Abdul Mutallab thrust Yemen into the lime light, thus increasing the media's coverage of our attempt at a collective solution in 2010. It is important enough for Secretary Hillary Clinton to be in London tonight, instead of attending the State of the Union address. Jeffrey Feltman, Assistant Secretary, Bureau of Near Eastern Affairs, appeared before the Senate Foreign Relations Committee in late January to provide the State Department's way forward. Feltman outlined a two front strategy that focuses on strengthening the government's ability to provide security, and address the economic crisis. Surprisingly, there is more information about our counter terror efforts than our economic efforts.
The Washington Post sheds some rare light on the counter terror partnership between Yemen and the United States, here. Yemen will most likely be a successful template for future terror hot spots. The US footprint on the ground is minuscule, which allows the host nation government a degree of deniability. This should prevent a mass appeal for disenfranchised Yemenis to attack Ali Abdullah Saleh's government due to having Western soldiers on their land. The soldiers and civilians who are supporting Ali Abdullah Saleh's CT efforts are second to none. In addition to man power, our government will pony up $63 million solely for increased security efforts. We will continue to see success by enabling Yemen's lethal targeting against AQAP, here, here, here, and here. Where I am most concerned is the economic front, Jeffrey Feltman's second front.
The Yemeni government quantifies their economic needs as $50 Billion of aid over the next 10 years. The Yemeni calculus behind this figure is what they believe is needed to raise their rank on the list of the least developed countries. Today in London, World leaders are meeting to discus ways and areas that the collective community can pull Yemen from the brink of economic collapse. The United States is pressuring Saleh's government to follow a 10 point plan to improve economic and government accountability. This is a crucial aspect. The reason being, Europe and the West pledged over $5 billion in aid, but only 20% ever made it to Yemen. The corruption in Yemen is so great that it basically equates to lining Yemeni pockets with aid money. If the US and other world leaders fail to fix the corruption aspect, we will never be able to stop the inevitable disaster heading for us when Yemen runs out of oil, in 2017. Secretary Clinton is also making the cease fire for the Houthi Rebel conflict a top priority. The conflict with the Houthi Rebels alone soaked up over 10 million dollars in aid from the USAID and the Office of Foreign Disaster Assistance.

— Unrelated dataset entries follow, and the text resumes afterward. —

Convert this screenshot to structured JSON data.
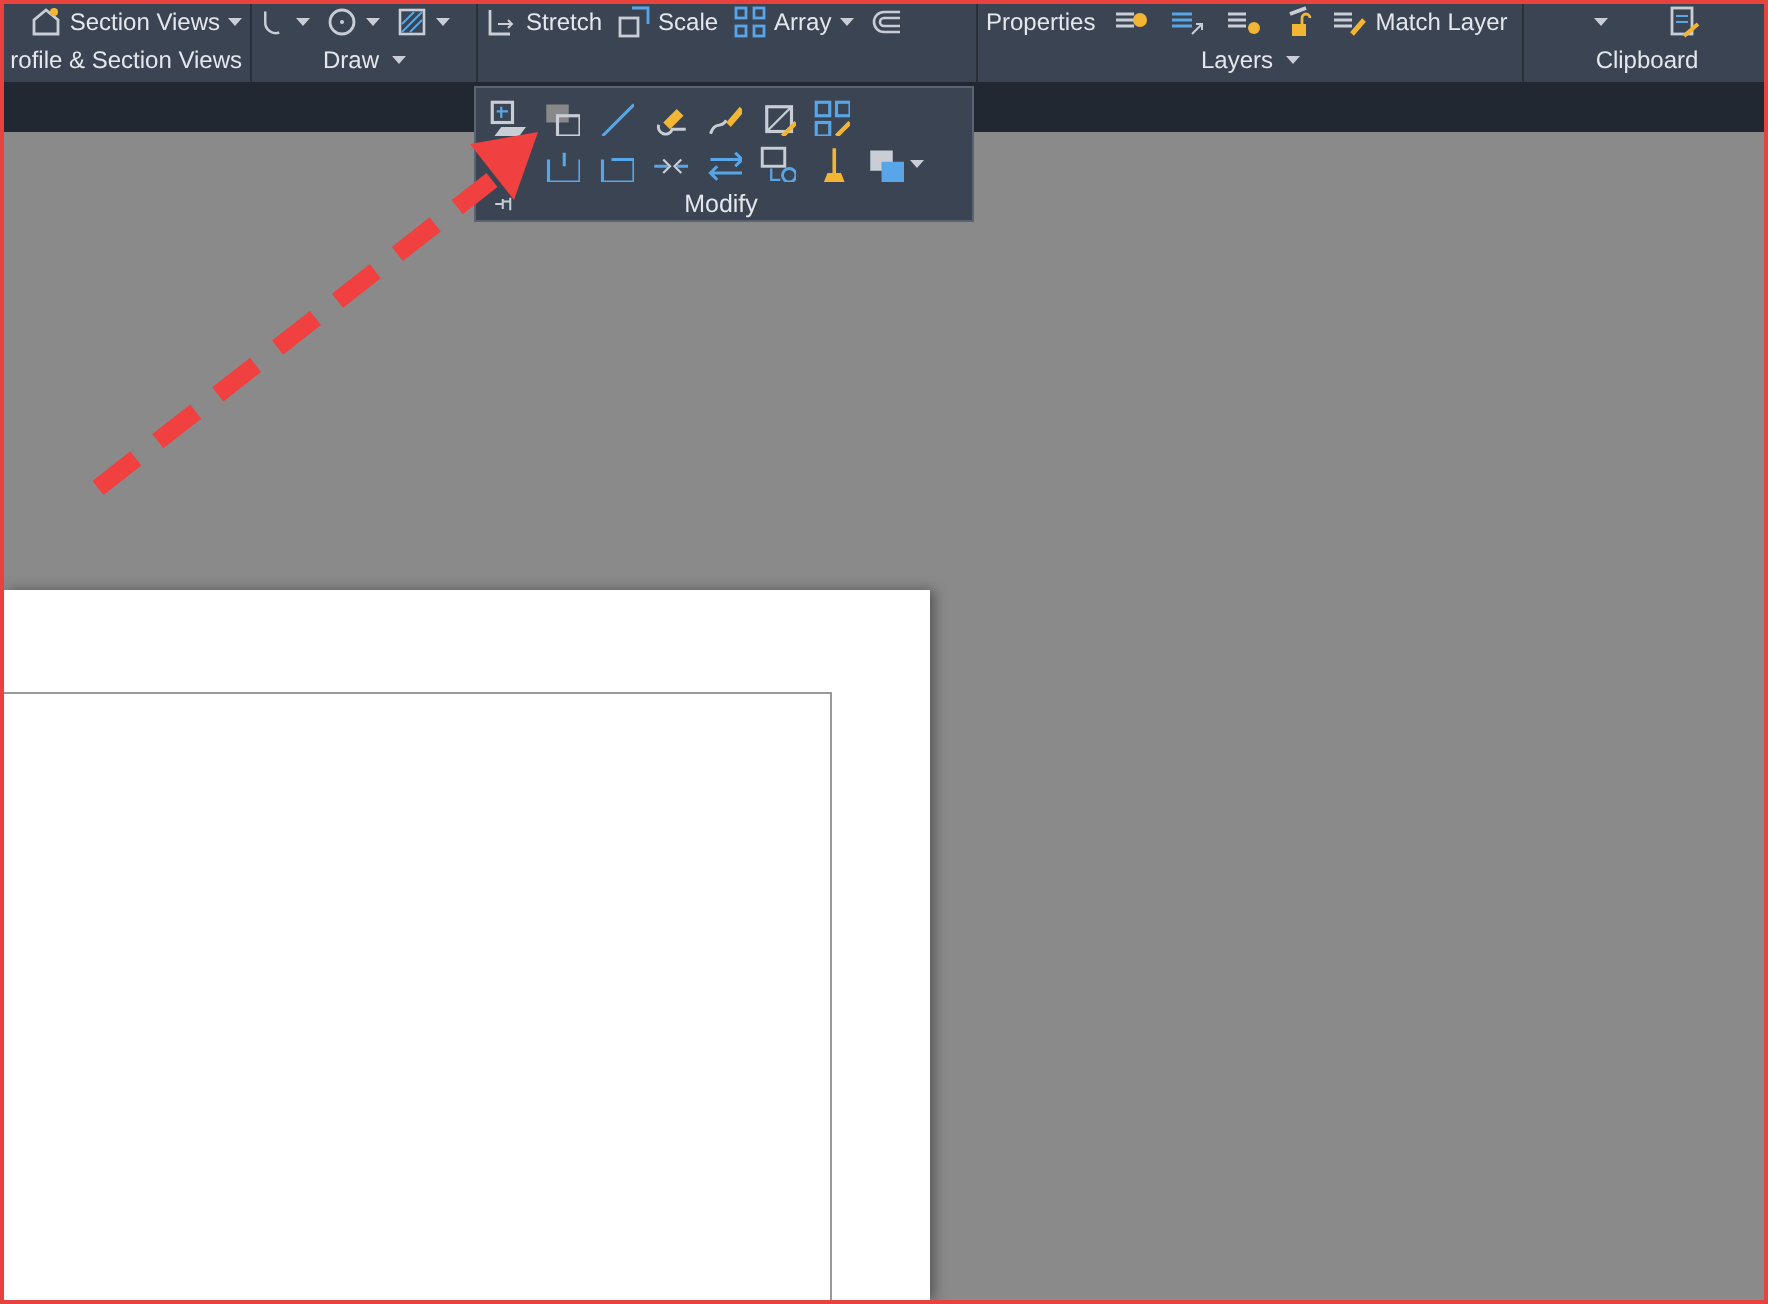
{
  "ribbon": {
    "panels": [
      {
        "title": "rofile & Section Views",
        "title_dropdown": false,
        "tools": [
          {
            "label": "Section Views",
            "dropdown": true
          }
        ]
      },
      {
        "title": "Draw",
        "title_dropdown": true,
        "tools": [
          {
            "dropdown": true
          },
          {
            "dropdown": true
          },
          {
            "dropdown": true
          }
        ]
      },
      {
        "tools": [
          {
            "label": "Stretch",
            "dropdown": false
          },
          {
            "label": "Scale",
            "dropdown": false
          },
          {
            "label": "Array",
            "dropdown": true
          },
          {
            "dropdown": false
          }
        ]
      },
      {
        "title": "Layers",
        "title_dropdown": true,
        "tools": [
          {
            "label": "Properties",
            "dropdown": false
          },
          {
            "dropdown": false
          },
          {
            "dropdown": false
          },
          {
            "dropdown": false
          },
          {
            "dropdown": false
          },
          {
            "label": "Match Layer",
            "dropdown": false
          }
        ]
      },
      {
        "title": "Clipboard",
        "title_dropdown": false,
        "tools": [
          {
            "dropdown": true
          },
          {
            "dropdown": false
          }
        ]
      }
    ]
  },
  "modify_panel": {
    "title": "Modify",
    "rows": [
      {
        "tools": [
          {
            "dropdown": false
          },
          {
            "dropdown": false
          },
          {
            "dropdown": false
          },
          {
            "dropdown": false
          },
          {
            "dropdown": false
          },
          {
            "dropdown": false
          },
          {
            "dropdown": false
          }
        ]
      },
      {
        "tools": [
          {
            "dropdown": false
          },
          {
            "dropdown": false
          },
          {
            "dropdown": false
          },
          {
            "dropdown": false
          },
          {
            "dropdown": false
          },
          {
            "dropdown": false
          },
          {
            "dropdown": true
          }
        ]
      }
    ]
  }
}
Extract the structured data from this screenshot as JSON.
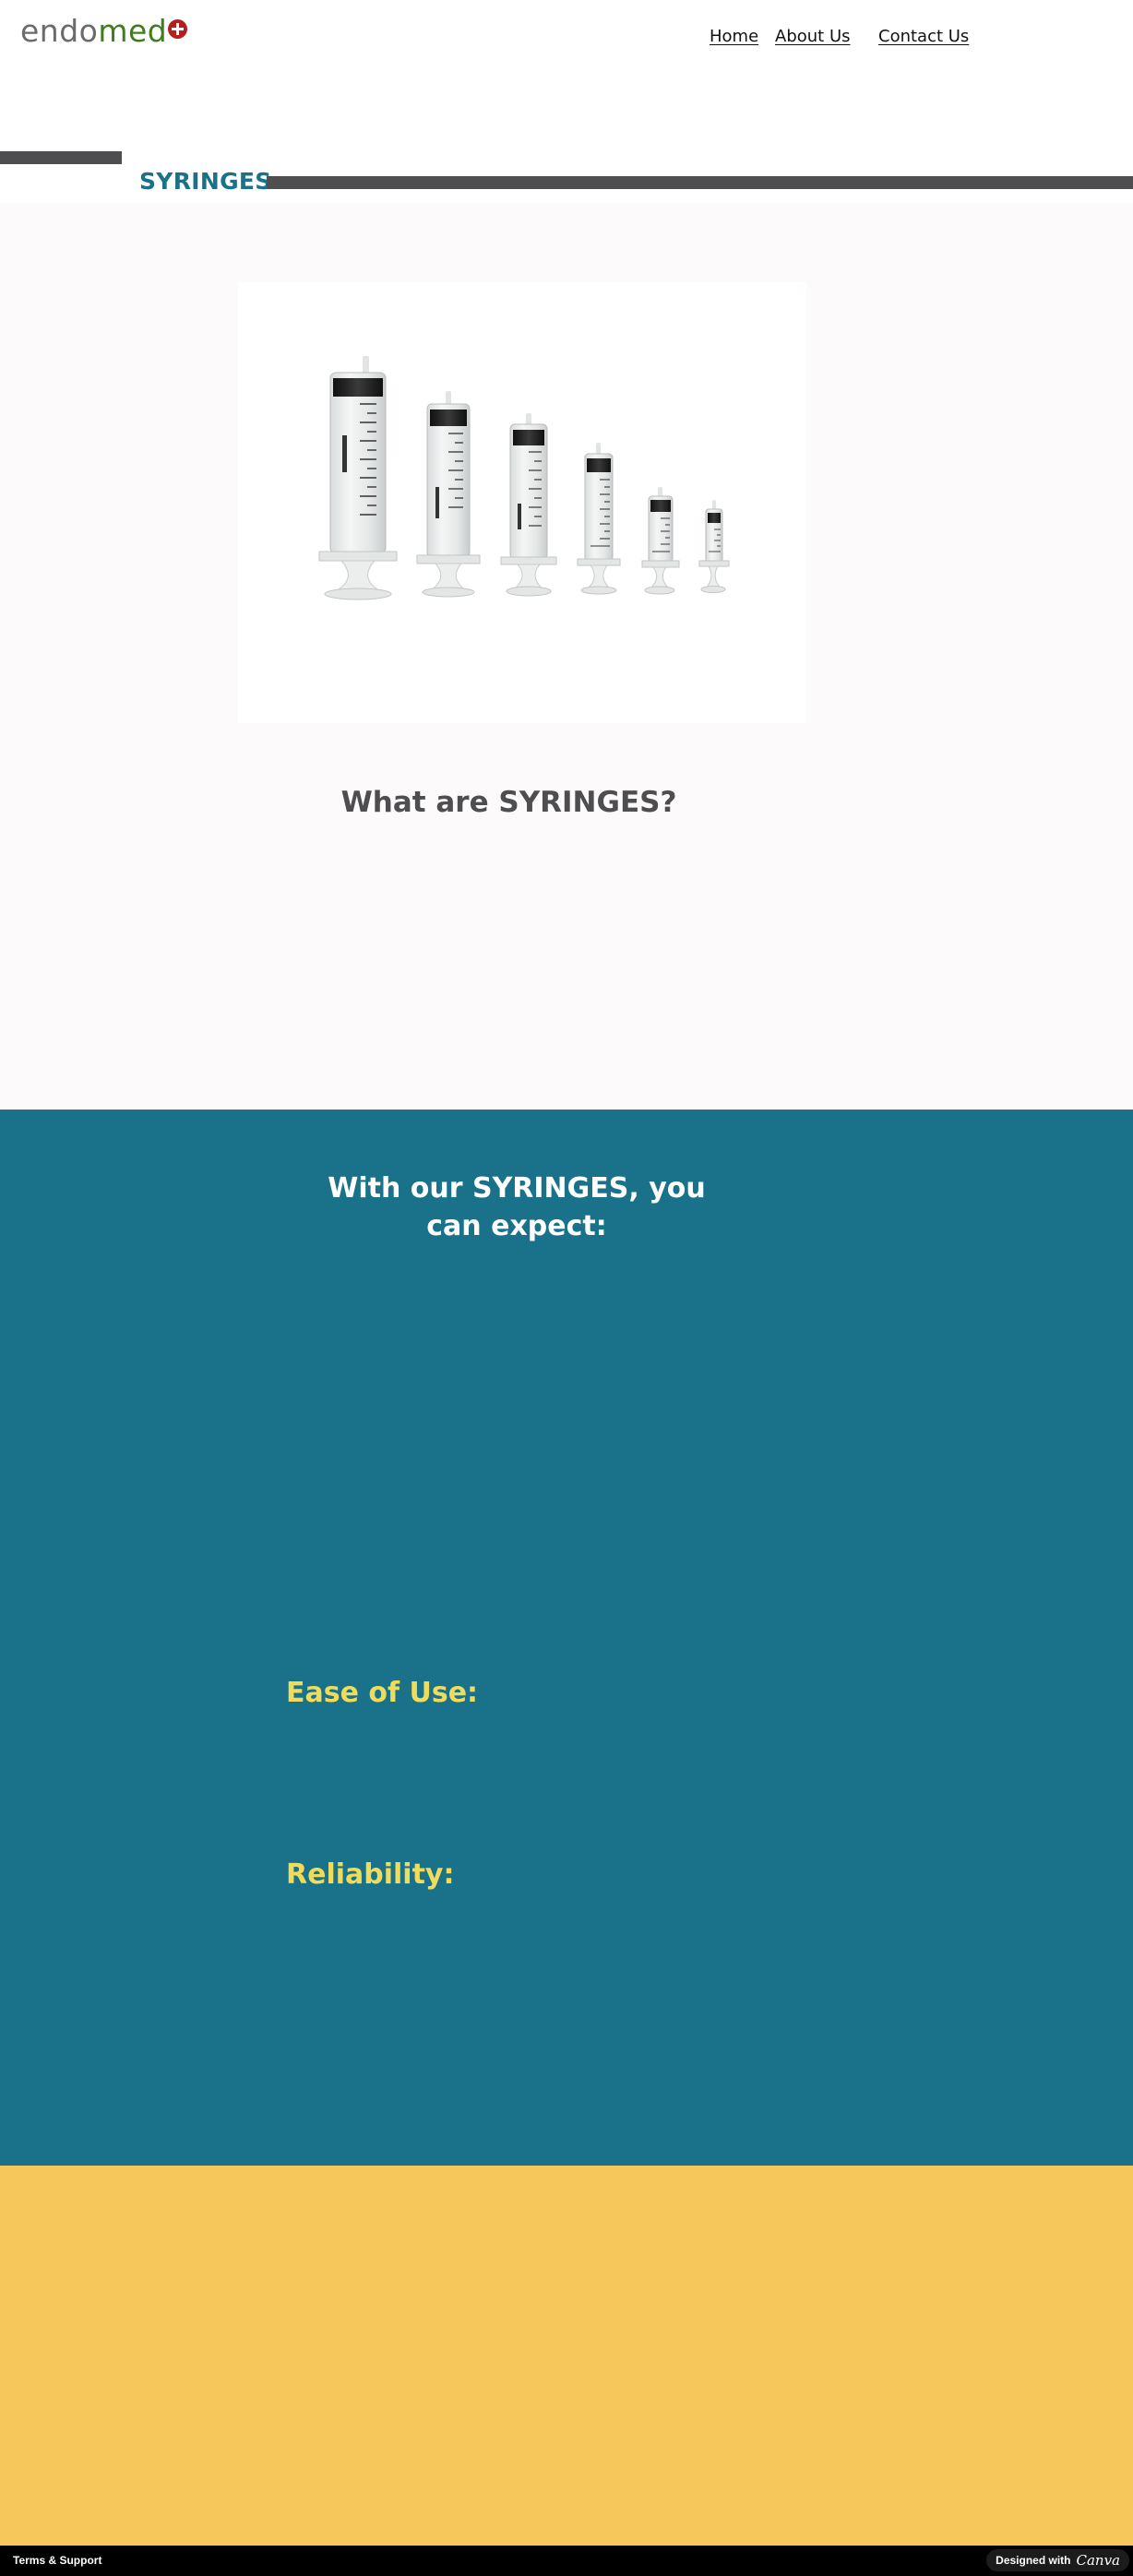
{
  "header": {
    "logo": {
      "part1": "endo",
      "part2": "med",
      "icon": "plus-cross-icon"
    },
    "nav": [
      {
        "label": "Home"
      },
      {
        "label": "About Us"
      },
      {
        "label": "Contact Us"
      }
    ],
    "page_title": "SYRINGES"
  },
  "intro": {
    "image": "syringes-product-photo",
    "heading": "What are SYRINGES?"
  },
  "features": {
    "heading": "With our SYRINGES, you can expect:",
    "items": [
      {
        "title": "Ease of Use:"
      },
      {
        "title": "Reliability:"
      }
    ]
  },
  "footer": {
    "terms": "Terms & Support",
    "designed_with": "Designed with",
    "brand": "Canva"
  },
  "colors": {
    "brand_teal": "#19728a",
    "title_teal": "#1a7288",
    "accent_yellow": "#f0dc5a",
    "section_yellow": "#f6c85c",
    "dark_gray": "#4e4e50",
    "logo_green": "#3f7d1e",
    "logo_red": "#b61f1f"
  }
}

I tittled this post "Promising Beginnings" because I believe Yemen may be the first true holistic governmental approach to foreign policy from the United States. The right military foot print is in place and the State Department can effectively act in Yemen due to the size of the problem. Iraq and Afghanistan were just too big for the State Department's budget and personnel size to effectively handle. Al Sahwa will continue to follow Yemen closely, stay tuned.